* _What the task asks_
Copy, from the material below, each line where "AppData" shows up.

* _Recorded information_
-- Opening Marker --
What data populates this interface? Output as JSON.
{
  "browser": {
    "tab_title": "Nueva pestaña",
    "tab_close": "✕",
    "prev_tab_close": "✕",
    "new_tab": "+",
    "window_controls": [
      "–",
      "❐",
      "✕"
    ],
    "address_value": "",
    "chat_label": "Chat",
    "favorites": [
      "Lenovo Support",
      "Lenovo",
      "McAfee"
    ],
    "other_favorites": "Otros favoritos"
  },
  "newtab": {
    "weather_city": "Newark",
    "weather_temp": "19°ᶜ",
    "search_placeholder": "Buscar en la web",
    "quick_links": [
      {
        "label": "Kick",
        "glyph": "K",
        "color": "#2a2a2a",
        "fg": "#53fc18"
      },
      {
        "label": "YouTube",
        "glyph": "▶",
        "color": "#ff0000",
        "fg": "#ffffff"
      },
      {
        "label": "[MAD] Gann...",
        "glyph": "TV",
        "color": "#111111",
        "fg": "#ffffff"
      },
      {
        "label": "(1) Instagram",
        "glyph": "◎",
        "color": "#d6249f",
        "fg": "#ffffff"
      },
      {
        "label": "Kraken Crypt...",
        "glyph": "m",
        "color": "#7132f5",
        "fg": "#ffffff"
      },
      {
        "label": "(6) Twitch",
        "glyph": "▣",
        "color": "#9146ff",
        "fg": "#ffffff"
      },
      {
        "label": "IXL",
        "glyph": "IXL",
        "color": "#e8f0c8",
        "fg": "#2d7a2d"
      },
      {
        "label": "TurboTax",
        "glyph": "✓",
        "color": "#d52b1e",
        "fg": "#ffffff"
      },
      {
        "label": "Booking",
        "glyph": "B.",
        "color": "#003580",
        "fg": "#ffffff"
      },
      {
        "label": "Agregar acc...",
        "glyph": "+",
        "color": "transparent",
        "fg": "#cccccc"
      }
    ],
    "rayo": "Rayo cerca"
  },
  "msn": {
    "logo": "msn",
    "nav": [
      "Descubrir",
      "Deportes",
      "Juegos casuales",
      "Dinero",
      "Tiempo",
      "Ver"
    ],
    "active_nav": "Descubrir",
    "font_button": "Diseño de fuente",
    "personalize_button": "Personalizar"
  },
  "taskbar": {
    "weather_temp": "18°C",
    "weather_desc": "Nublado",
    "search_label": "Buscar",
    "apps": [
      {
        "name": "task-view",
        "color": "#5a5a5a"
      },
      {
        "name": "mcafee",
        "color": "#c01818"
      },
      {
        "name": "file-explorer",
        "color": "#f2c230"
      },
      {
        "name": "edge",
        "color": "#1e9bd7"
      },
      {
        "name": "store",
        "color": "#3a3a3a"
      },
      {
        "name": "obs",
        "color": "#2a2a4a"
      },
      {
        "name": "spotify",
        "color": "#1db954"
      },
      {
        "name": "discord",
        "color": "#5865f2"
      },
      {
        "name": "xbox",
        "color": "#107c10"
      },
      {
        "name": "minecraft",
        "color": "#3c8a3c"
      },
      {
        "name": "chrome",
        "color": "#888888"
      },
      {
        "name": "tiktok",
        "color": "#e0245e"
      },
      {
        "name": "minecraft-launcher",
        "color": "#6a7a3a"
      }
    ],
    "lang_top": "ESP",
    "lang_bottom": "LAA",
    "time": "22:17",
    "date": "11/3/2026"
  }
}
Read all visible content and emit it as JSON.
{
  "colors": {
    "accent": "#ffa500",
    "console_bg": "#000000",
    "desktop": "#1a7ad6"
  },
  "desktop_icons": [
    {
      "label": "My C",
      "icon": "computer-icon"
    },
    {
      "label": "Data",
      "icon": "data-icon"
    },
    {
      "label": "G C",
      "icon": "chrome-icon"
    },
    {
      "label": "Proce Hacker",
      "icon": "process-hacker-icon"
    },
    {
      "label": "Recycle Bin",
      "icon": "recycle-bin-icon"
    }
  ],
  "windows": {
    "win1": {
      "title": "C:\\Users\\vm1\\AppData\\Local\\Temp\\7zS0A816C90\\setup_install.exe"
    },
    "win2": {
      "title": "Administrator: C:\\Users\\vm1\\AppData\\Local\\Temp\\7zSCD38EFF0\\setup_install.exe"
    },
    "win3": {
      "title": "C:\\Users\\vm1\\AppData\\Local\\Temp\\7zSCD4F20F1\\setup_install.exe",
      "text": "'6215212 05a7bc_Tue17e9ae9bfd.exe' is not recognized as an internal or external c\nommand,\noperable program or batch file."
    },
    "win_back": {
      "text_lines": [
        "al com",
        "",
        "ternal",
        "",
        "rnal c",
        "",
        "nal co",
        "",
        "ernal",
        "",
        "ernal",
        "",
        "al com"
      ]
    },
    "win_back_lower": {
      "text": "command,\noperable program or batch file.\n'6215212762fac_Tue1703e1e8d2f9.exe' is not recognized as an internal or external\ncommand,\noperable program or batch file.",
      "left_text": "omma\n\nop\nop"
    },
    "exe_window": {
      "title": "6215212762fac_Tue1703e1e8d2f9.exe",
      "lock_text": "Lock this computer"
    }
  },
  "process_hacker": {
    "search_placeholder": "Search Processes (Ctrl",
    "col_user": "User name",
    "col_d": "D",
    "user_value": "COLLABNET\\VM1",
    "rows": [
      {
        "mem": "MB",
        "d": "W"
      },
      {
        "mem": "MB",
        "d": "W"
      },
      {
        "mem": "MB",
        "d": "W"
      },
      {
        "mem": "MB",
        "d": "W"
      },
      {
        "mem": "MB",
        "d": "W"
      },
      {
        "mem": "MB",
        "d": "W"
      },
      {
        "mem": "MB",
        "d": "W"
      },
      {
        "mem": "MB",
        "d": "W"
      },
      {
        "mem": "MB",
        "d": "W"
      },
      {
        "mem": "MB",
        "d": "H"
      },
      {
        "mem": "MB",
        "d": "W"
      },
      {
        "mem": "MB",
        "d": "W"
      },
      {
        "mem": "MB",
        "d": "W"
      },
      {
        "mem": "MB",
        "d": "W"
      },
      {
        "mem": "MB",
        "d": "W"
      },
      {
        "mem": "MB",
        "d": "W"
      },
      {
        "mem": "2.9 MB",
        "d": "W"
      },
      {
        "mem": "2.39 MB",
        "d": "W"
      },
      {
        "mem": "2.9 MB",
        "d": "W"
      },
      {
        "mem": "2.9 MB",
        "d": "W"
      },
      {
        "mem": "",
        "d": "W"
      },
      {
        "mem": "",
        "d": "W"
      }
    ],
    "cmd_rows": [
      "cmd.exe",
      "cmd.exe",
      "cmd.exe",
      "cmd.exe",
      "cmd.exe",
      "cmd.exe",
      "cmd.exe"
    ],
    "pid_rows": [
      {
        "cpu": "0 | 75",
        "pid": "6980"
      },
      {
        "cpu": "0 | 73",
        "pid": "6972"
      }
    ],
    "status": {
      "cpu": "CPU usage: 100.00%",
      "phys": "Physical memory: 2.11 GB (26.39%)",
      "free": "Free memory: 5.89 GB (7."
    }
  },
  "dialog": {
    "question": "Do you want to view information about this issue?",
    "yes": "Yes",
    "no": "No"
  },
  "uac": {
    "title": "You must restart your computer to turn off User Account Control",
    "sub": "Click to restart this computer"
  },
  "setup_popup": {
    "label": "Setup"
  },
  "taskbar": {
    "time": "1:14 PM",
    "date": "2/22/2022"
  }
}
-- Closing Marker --
* _Finished exercise_
      "title": "C:\\Users\\vm1\\AppData\\Local\\Temp\\7zS0A816C90\\setup_install.exe"
      "title": "Administrator: C:\\Users\\vm1\\AppData\\Local\\Temp\\7zSCD38EFF0\\setup_install.exe"
      "title": "C:\\Users\\vm1\\AppData\\Local\\Temp\\7zSCD4F20F1\\setup_install.exe",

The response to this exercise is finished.